Sadie has no grave to go to.  She only has my thigh to lay her head on, my body to curl up to at night.

And I have her.

Moving along.

Exhibit E.  I offer Exhibit E.

                        ANTIBIOTIC, --THRU 2/21/05, --THEN 2G EVERY 12 HR, THRU

No objection.

Exhibit E is admitted. 

It is all I can process on this day.  We are adjourned.  For the evening.

I walk outside the sliding glass door onto my patio.

While I have been taking in evidence, deliberating, the clouds have won.  Have obliterated the ribbon of blue.  It is early afternoon, already the sky darkens.  First comes the mist, droplets so small I feel caressed by clouds, but it is cold.  Damp.  My cheeks pinken. 

Condensed water coalesces into droplets too small to fall as precipitation.  They are the clouds.  The moisture around us is continually evaporating, condensing in the sky.  Looking closely, I can see some parts of the cloud around me disappearing, evaporating.  Other parts grow, condense. 

The droplets concentrate on tinier dust, salt, smoke particles that form the core.

But before they can fall, the fall velocity has to exceed the cloud updraft speed.

This is not a trivial task.  Millions of cloud droplets are required to produce a single raindrop.

I am condensed water coalescing into droplets too small to fall as precipitation.  I am a cloud.  A collection of droplets condensing.  Forming a core around your dusty ashes.

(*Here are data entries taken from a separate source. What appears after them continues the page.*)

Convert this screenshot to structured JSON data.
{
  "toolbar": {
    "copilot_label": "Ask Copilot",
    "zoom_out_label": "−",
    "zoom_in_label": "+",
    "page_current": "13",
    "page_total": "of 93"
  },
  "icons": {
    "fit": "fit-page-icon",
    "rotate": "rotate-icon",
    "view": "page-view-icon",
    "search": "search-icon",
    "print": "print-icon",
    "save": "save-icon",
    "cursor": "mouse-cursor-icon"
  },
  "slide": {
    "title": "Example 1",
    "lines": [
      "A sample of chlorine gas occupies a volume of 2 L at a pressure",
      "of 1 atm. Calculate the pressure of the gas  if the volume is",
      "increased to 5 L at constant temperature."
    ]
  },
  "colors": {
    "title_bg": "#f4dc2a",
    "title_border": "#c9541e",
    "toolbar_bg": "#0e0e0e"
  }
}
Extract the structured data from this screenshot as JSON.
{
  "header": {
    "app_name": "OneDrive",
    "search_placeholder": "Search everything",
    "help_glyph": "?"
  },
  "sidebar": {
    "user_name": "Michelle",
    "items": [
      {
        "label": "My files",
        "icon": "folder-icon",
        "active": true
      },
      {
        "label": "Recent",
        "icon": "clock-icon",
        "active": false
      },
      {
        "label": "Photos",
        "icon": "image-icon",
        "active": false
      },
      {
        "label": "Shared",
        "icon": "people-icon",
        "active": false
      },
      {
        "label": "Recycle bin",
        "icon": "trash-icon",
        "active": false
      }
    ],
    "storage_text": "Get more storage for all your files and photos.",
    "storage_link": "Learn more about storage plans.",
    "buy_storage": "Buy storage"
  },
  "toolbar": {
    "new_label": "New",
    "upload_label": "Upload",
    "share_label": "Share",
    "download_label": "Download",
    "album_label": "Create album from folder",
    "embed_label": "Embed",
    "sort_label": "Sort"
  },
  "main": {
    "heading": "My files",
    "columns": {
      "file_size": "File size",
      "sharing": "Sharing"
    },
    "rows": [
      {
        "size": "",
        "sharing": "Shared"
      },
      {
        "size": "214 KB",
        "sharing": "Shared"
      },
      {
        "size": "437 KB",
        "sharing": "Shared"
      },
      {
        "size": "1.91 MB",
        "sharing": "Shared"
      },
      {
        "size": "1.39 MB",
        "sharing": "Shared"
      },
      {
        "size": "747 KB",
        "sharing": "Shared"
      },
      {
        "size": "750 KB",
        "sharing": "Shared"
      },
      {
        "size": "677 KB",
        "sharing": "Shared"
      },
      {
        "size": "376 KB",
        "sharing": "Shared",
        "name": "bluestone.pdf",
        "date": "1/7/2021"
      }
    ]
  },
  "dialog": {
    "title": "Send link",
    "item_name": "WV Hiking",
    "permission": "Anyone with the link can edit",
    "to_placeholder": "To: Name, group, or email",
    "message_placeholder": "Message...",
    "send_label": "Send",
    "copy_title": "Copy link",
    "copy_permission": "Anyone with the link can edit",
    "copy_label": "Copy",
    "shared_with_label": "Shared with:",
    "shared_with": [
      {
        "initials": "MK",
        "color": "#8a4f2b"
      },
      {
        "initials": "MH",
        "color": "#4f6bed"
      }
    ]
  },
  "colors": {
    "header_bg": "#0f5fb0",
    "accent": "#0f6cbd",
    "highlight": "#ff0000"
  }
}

This is not a trivial task.

                                           Love,  Mom